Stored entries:
-- -- --

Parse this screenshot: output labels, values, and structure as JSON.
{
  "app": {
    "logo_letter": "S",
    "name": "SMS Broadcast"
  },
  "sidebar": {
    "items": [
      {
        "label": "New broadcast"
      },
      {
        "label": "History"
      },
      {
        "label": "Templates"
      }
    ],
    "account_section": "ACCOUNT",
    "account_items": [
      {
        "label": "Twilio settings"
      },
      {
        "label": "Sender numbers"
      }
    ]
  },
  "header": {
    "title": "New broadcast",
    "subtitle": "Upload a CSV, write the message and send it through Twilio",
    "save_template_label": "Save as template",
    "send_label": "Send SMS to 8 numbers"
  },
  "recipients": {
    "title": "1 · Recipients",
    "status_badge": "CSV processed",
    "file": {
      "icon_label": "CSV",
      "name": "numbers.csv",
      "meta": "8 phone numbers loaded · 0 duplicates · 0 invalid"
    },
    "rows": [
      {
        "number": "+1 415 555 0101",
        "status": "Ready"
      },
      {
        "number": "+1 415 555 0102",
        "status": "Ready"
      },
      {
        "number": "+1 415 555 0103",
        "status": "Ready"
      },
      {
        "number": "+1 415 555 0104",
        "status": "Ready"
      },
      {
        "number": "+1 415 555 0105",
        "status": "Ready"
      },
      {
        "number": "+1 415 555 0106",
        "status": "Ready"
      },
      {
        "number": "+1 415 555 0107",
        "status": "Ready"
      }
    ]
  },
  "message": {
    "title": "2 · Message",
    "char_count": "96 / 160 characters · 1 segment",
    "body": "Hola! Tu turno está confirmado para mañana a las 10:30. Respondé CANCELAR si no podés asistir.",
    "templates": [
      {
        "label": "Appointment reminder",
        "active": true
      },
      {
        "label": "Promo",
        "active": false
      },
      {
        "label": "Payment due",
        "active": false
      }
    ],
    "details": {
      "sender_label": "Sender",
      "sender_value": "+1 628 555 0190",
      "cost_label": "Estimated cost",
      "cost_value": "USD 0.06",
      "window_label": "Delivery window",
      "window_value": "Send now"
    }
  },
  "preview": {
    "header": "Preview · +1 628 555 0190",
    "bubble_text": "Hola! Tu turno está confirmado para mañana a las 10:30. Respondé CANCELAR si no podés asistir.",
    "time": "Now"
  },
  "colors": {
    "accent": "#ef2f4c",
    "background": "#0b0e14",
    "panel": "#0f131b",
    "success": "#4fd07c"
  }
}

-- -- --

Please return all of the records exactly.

Parse this screenshot: output labels, values, and structure as JSON.
{
  "app": {
    "logo_letter": "S",
    "name": "SMS Broadcast"
  },
  "sidebar": {
    "items": [
      {
        "label": "New broadcast"
      },
      {
        "label": "History"
      },
      {
        "label": "Templates"
      }
    ],
    "account_section": "ACCOUNT",
    "account_items": [
      {
        "label": "Twilio settings"
      },
      {
        "label": "Sender numbers"
      }
    ]
  },
  "header": {
    "title": "New broadcast",
    "subtitle": "Upload a CSV, write the message and send it through Twilio",
    "save_template_label": "Save as template",
    "send_label": "Send SMS to 8 numbers"
  },
  "recipients": {
    "title": "1 · Recipients",
    "status_badge": "CSV processed",
    "file": {
      "icon_label": "CSV",
      "name": "numbers.csv",
      "meta": "8 phone numbers loaded · 0 duplicates · 0 invalid"
    },
    "rows": [
      {
        "number": "+1 415 555 0101",
        "status": "Ready"
      },
      {
        "number": "+1 415 555 0102",
        "status": "Ready"
      },
      {
        "number": "+1 415 555 0103",
        "status": "Ready"
      },
      {
        "number": "+1 415 555 0104",
        "status": "Ready"
      },
      {
        "number": "+1 415 555 0105",
        "status": "Ready"
      },
      {
        "number": "+1 415 555 0106",
        "status": "Ready"
      },
      {
        "number": "+1 415 555 0107",
        "status": "Ready"
      }
    ]
  },
  "message": {
    "title": "2 · Message",
    "char_count": "96 / 160 characters · 1 segment",
    "body": "Hola! Tu turno está confirmado para mañana a las 10:30. Respondé CANCELAR si no podés asistir.",
    "templates": [
      {
        "label": "Appointment reminder",
        "active": true
      },
      {
        "label": "Promo",
        "active": false
      },
      {
        "label": "Payment due",
        "active": false
      }
    ],
    "details": {
      "sender_label": "Sender",
      "sender_value": "+1 628 555 0190",
      "cost_label": "Estimated cost",
      "cost_value": "USD 0.06",
      "window_label": "Delivery window",
      "window_value": "Send now"
    }
  },
  "preview": {
    "header": "Preview · +1 628 555 0190",
    "bubble_text": "Hola! Tu turno está confirmado para mañana a las 10:30. Respondé CANCELAR si no podés asistir.",
    "time": "Now"
  },
  "colors": {
    "accent": "#ef2f4c",
    "background": "#0b0e14",
    "panel": "#0f131b",
    "success": "#4fd07c"
  }
}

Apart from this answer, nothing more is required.